On the day of, I faced the same old difficulty that has plagued this area for decades: traffic so chaotic it sucks the joy out of a touristy excursion. Despite new bridges, better roads and considerable infrastructural development, the traffic conditions have remained as nightmarish as ever and figuring out where and how to get to the right gate of the fort for entry remains a challenge. As always I ended up at the wrong gate, the small one near the food street that remains permanently closed, even to those on foot, a move whose rationale I’m unsure about. This time around, unlike my previous unsuccessful attempts at other occasions, I was able to appeal to the guard’s better nature who allowed me in.

One step over the dehleez and I was transported to another time by the undiluted stillness of late dusk and the pleasant October breeze inside Huzoori Bagh; not a soul in sight as I walked towards the fort’s entrance in the distance, flanked by light columns projected on the Badshahi’s minarets, Iqbal’s mausoleum, the lush grounds and the fort’s thick walls -- the very picture of idyllic repose. In that moment I learnt why those kings killed and plotted for throne and power.

Personnel from the Walled City of Lahore Authority (WCLA), the government organisation responsible for this transformation welcomed me at the entrance, hospitably hiding their surprise at my showing up from the wrong side by quickly dispatching a guide dressed in a crisp white shalwar qameez and embroidered waistcoat to walk me to the event area. He introduced himself as Laal Shah, welcomed me to the fort, and regaled me with stories about its construction and history.

Guards dressed in traditional headgear -- spears and shields in hand -- ushered guests to a red carpet welcome.


The inaugural of Royal Kitchen was marked by a Dastaangoi event, a tradition of storytelling revived in the 21st Century by Indian writers Mahmood Farooqui and Danish Hussain, and taken forward in Pakistan by Badar Khan, a theatre actor and script writer from Lahore. This particular event was an original production by Badar called ‘Daastaan Shehr Lahore Ki’. Badar is talented, though not as much as his ustaads, and going by some of the reactions I overheard from a decidedly Lahori crowd, markedly Punjabi; particularly for one reciting something that can only work in highbrow Urdu.
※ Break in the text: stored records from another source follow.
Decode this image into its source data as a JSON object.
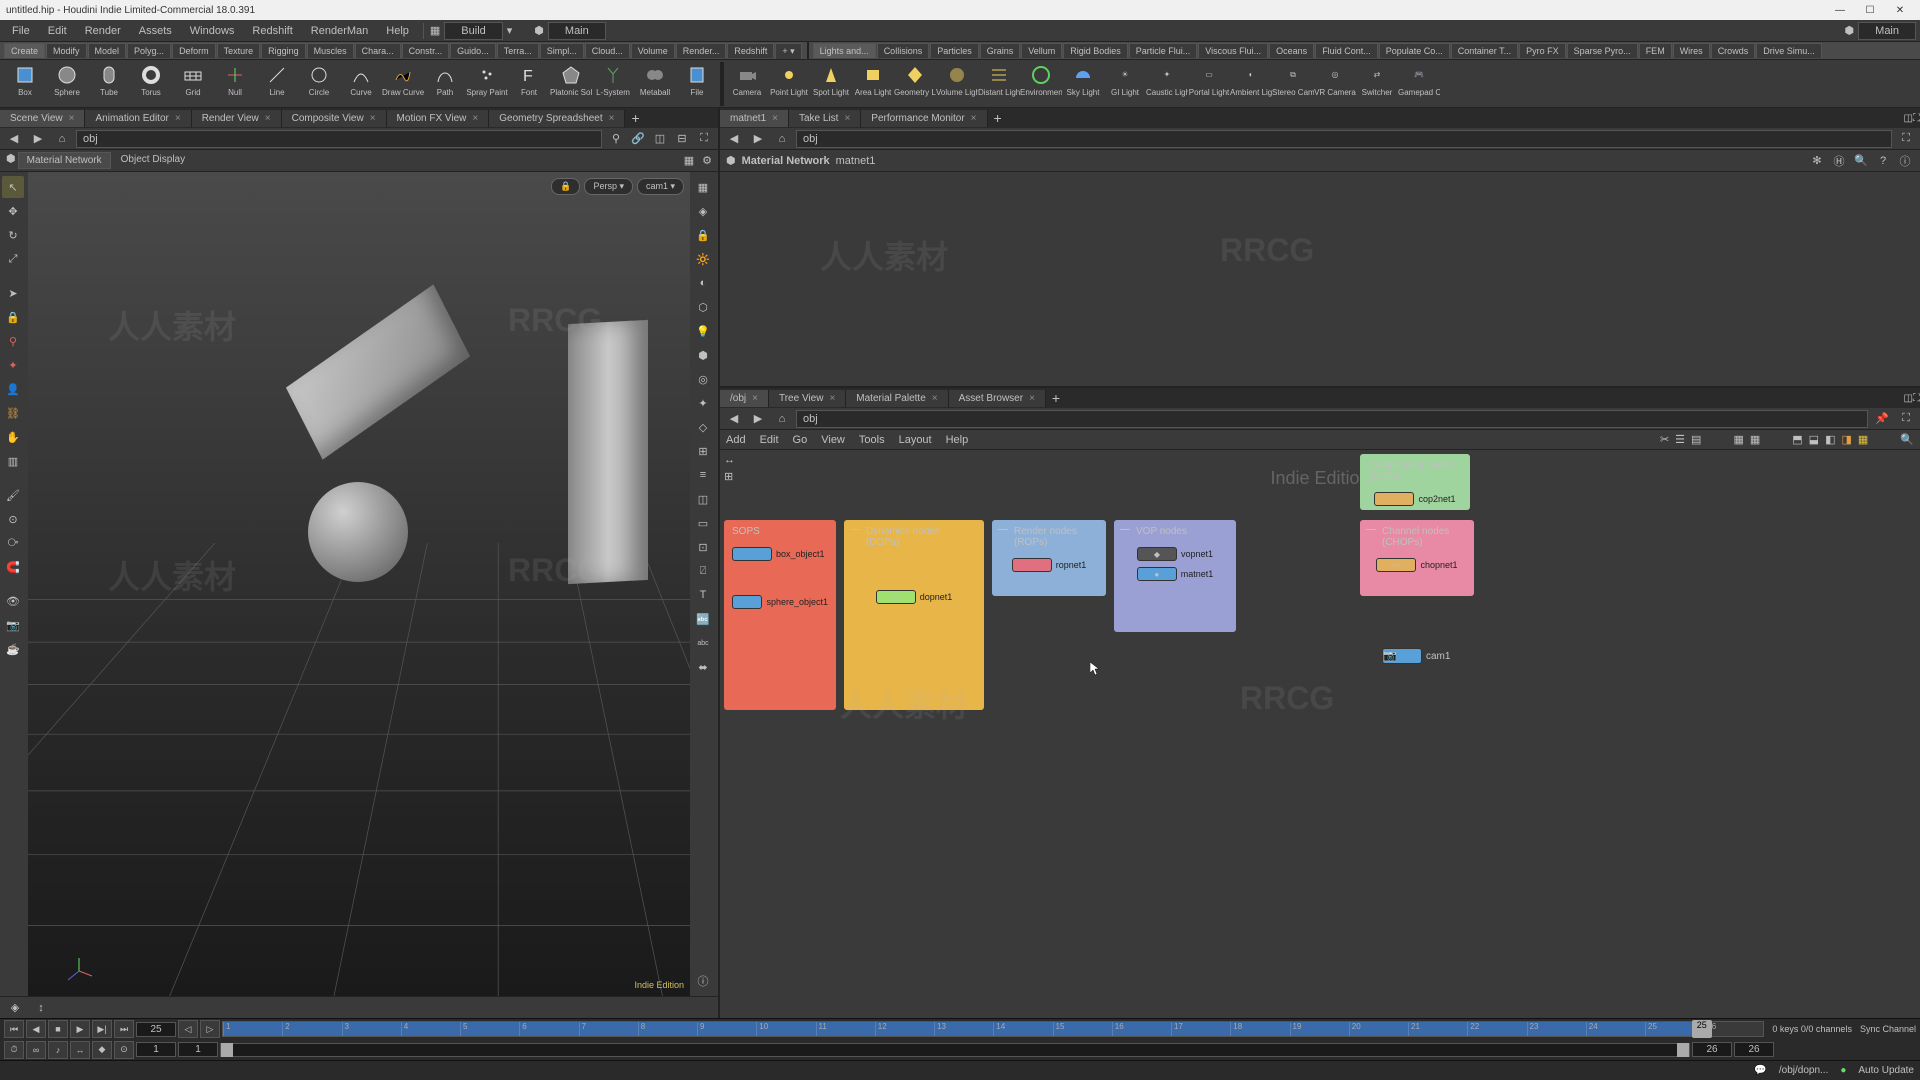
{
  "title": "untitled.hip - Houdini Indie Limited-Commercial 18.0.391",
  "menus": [
    "File",
    "Edit",
    "Render",
    "Assets",
    "Windows",
    "Redshift",
    "RenderMan",
    "Help"
  ],
  "desktop_label": "Build",
  "path_label": "Main",
  "shelf_tabs_left": [
    "Create",
    "Modify",
    "Model",
    "Polyg...",
    "Deform",
    "Texture",
    "Rigging",
    "Muscles",
    "Chara...",
    "Constr...",
    "Guido...",
    "Terra...",
    "Simpl...",
    "Cloud...",
    "Volume",
    "Render...",
    "Redshift"
  ],
  "shelf_tabs_right": [
    "Lights and...",
    "Collisions",
    "Particles",
    "Grains",
    "Vellum",
    "Rigid Bodies",
    "Particle Flui...",
    "Viscous Flui...",
    "Oceans",
    "Fluid Cont...",
    "Populate Co...",
    "Container T...",
    "Pyro FX",
    "Sparse Pyro...",
    "FEM",
    "Wires",
    "Crowds",
    "Drive Simu..."
  ],
  "shelf_tools_left": [
    {
      "name": "Box"
    },
    {
      "name": "Sphere"
    },
    {
      "name": "Tube"
    },
    {
      "name": "Torus"
    },
    {
      "name": "Grid"
    },
    {
      "name": "Null"
    },
    {
      "name": "Line"
    },
    {
      "name": "Circle"
    },
    {
      "name": "Curve"
    },
    {
      "name": "Draw Curve"
    },
    {
      "name": "Path"
    },
    {
      "name": "Spray Paint"
    },
    {
      "name": "Font"
    },
    {
      "name": "Platonic Solids"
    },
    {
      "name": "L-System"
    },
    {
      "name": "Metaball"
    },
    {
      "name": "File"
    }
  ],
  "shelf_tools_right": [
    {
      "name": "Camera"
    },
    {
      "name": "Point Light"
    },
    {
      "name": "Spot Light"
    },
    {
      "name": "Area Light"
    },
    {
      "name": "Geometry Light"
    },
    {
      "name": "Volume Light"
    },
    {
      "name": "Distant Light"
    },
    {
      "name": "Environment Light"
    },
    {
      "name": "Sky Light"
    },
    {
      "name": "GI Light"
    },
    {
      "name": "Caustic Light"
    },
    {
      "name": "Portal Light"
    },
    {
      "name": "Ambient Light"
    },
    {
      "name": "Stereo Camera"
    },
    {
      "name": "VR Camera"
    },
    {
      "name": "Switcher"
    },
    {
      "name": "Gamepad Camera"
    }
  ],
  "left_tabs": [
    "Scene View",
    "Animation Editor",
    "Render View",
    "Composite View",
    "Motion FX View",
    "Geometry Spreadsheet"
  ],
  "right_upper_tabs": [
    "matnet1",
    "Take List",
    "Performance Monitor"
  ],
  "right_lower_tabs": [
    "/obj",
    "Tree View",
    "Material Palette",
    "Asset Browser"
  ],
  "obj_path": "obj",
  "vp_header": {
    "mat_network": "Material Network",
    "object_display": "Object Display"
  },
  "vp_camera_pills": {
    "lock": "🔒",
    "persp": "Persp ▾",
    "cam": "cam1 ▾"
  },
  "vp_edition": "Indie Edition",
  "upper_net": {
    "title": "Material Network",
    "context": "matnet1"
  },
  "lower_net_menus": [
    "Add",
    "Edit",
    "Go",
    "View",
    "Tools",
    "Layout",
    "Help"
  ],
  "netboxes": {
    "sops": {
      "title": "SOPS",
      "items": [
        "box_object1",
        "sphere_object1"
      ]
    },
    "dops": {
      "title": "Dynamics nodes (DOPs)",
      "items": [
        "dopnet1"
      ]
    },
    "rops": {
      "title": "Render nodes (ROPs)",
      "items": [
        "ropnet1"
      ]
    },
    "vops": {
      "title": "VOP nodes",
      "items": [
        "vopnet1",
        "matnet1"
      ]
    },
    "cops": {
      "title": "Compositing nodes (COPs)",
      "items": [
        "cop2net1"
      ]
    },
    "chops": {
      "title": "Channel nodes (CHOPs)",
      "items": [
        "chopnet1"
      ]
    }
  },
  "cam_node": "cam1",
  "edition_overlay": "Indie Edition",
  "timeline": {
    "current": "25",
    "marker": "25",
    "start": "1",
    "range_start": "1",
    "end": "26",
    "range_end": "26",
    "ticks": [
      "1",
      "2",
      "3",
      "4",
      "5",
      "6",
      "7",
      "8",
      "9",
      "10",
      "11",
      "12",
      "13",
      "14",
      "15",
      "16",
      "17",
      "18",
      "19",
      "20",
      "21",
      "22",
      "23",
      "24",
      "25",
      "26"
    ],
    "keys_status": "0 keys  0/0 channels",
    "sync": "Sync Channel"
  },
  "status": {
    "path": "/obj/dopn...",
    "update": "Auto Update"
  },
  "watermark": "人人素材 RRCG"
}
His accent acquired a more formal Urdu tinge, though, once he started the actual daastaan.

A ride largely through Mughal-era Lahore and centred mainly on the fort and its surroundings, the synergy between place and subject matter lifted the storytelling. Small tidbits about the city and its great inhabitants and a multicultural past lit up the Royal Kitchen, but a sprinkling of bigotry and bad history marred the experience somewhat. It is regrettable that scripts aren’t vetted for accuracy or sensitivity before they are brought on to a big stage like this.

Badar repeatedly talked about a Mercedes Benz gifted by Hitler to Allama Mashriqi, and the casual mentions of the German leader like any other ‘great man’ from history jarred on sensitive ears attuned to historical excesses, especially knowing how in the subcontinent Hitler is often celebrated as a formidable leader rather than reviled as a mass murderer. Apart from that there was an interesting slant in the favour of the Sikhs whom Badar referred to as brothers, but a strong bias against Hindus in the stories told about Chandumal and Sikh Guru Arjun Dev or Data Ganj Bakhsh and a Hindu magician. Muslims, of course, were completely absolved of all historical wrongdoing. These clear biases reminded one of history textbooks instead of a rich and multidimensional tapestry that such an endeavour should evoke.

Nonetheless, it was a start that I hope others, or even Badar Khan himself, will improve and hone as he goes further down this path of original storytelling. His efforts are laudable and deserve further patronage that people like Kamran Lashari and his team are doing a fine job at.

A royal story